THE TASK - A verbatim repetition of the data below is requested, without images.
--- PROVIDED RECORDS ---
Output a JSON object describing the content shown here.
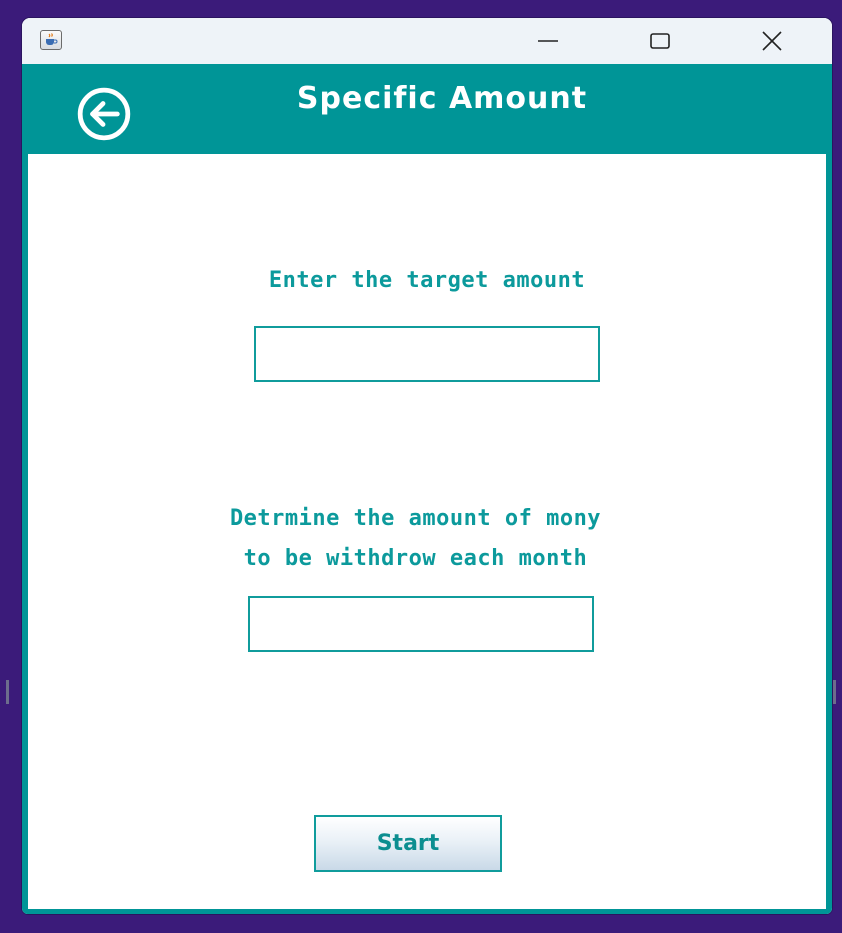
{
  "window": {
    "app_icon": "java-coffee-icon",
    "controls": {
      "minimize_icon": "minimize-icon",
      "maximize_icon": "maximize-icon",
      "close_icon": "close-icon"
    }
  },
  "header": {
    "back_icon": "arrow-left-circle-icon",
    "title": "Specific Amount",
    "background": "#009597"
  },
  "form": {
    "target_label": "Enter the target amount",
    "target_value": "",
    "monthly_label_line1": "Detrmine the amount of mony",
    "monthly_label_line2": "to be withdrow each month",
    "monthly_value": "",
    "start_label": "Start"
  },
  "colors": {
    "accent": "#009597",
    "label_text": "#0c9a9c",
    "desktop": "#3b1b7a"
  }
}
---
SOLUTION TO THE PROBLEM -
Output a JSON object describing the content shown here.
{
  "window": {
    "app_icon": "java-coffee-icon",
    "controls": {
      "minimize_icon": "minimize-icon",
      "maximize_icon": "maximize-icon",
      "close_icon": "close-icon"
    }
  },
  "header": {
    "back_icon": "arrow-left-circle-icon",
    "title": "Specific Amount",
    "background": "#009597"
  },
  "form": {
    "target_label": "Enter the target amount",
    "target_value": "",
    "monthly_label_line1": "Detrmine the amount of mony",
    "monthly_label_line2": "to be withdrow each month",
    "monthly_value": "",
    "start_label": "Start"
  },
  "colors": {
    "accent": "#009597",
    "label_text": "#0c9a9c",
    "desktop": "#3b1b7a"
  }
}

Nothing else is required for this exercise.